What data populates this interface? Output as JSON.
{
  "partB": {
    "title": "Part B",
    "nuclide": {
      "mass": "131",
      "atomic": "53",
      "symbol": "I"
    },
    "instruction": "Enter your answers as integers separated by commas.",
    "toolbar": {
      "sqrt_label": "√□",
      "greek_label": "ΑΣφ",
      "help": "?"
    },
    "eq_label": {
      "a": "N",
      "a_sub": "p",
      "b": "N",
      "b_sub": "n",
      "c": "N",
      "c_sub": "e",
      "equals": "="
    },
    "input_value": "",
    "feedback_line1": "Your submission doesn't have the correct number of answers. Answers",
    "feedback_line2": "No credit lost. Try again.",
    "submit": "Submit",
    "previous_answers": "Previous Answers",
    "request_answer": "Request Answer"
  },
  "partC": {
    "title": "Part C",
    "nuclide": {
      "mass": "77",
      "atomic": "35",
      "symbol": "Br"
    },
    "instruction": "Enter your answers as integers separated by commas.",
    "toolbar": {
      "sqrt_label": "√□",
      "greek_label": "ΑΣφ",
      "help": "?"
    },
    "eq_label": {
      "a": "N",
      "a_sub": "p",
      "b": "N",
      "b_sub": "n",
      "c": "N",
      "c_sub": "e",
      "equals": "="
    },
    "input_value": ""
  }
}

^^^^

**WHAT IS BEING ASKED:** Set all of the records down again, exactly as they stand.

**COMPLETED TASK:**
What data populates this interface? Output as JSON.
{
  "partB": {
    "title": "Part B",
    "nuclide": {
      "mass": "131",
      "atomic": "53",
      "symbol": "I"
    },
    "instruction": "Enter your answers as integers separated by commas.",
    "toolbar": {
      "sqrt_label": "√□",
      "greek_label": "ΑΣφ",
      "help": "?"
    },
    "eq_label": {
      "a": "N",
      "a_sub": "p",
      "b": "N",
      "b_sub": "n",
      "c": "N",
      "c_sub": "e",
      "equals": "="
    },
    "input_value": "",
    "feedback_line1": "Your submission doesn't have the correct number of answers. Answers",
    "feedback_line2": "No credit lost. Try again.",
    "submit": "Submit",
    "previous_answers": "Previous Answers",
    "request_answer": "Request Answer"
  },
  "partC": {
    "title": "Part C",
    "nuclide": {
      "mass": "77",
      "atomic": "35",
      "symbol": "Br"
    },
    "instruction": "Enter your answers as integers separated by commas.",
    "toolbar": {
      "sqrt_label": "√□",
      "greek_label": "ΑΣφ",
      "help": "?"
    },
    "eq_label": {
      "a": "N",
      "a_sub": "p",
      "b": "N",
      "b_sub": "n",
      "c": "N",
      "c_sub": "e",
      "equals": "="
    },
    "input_value": ""
  }
}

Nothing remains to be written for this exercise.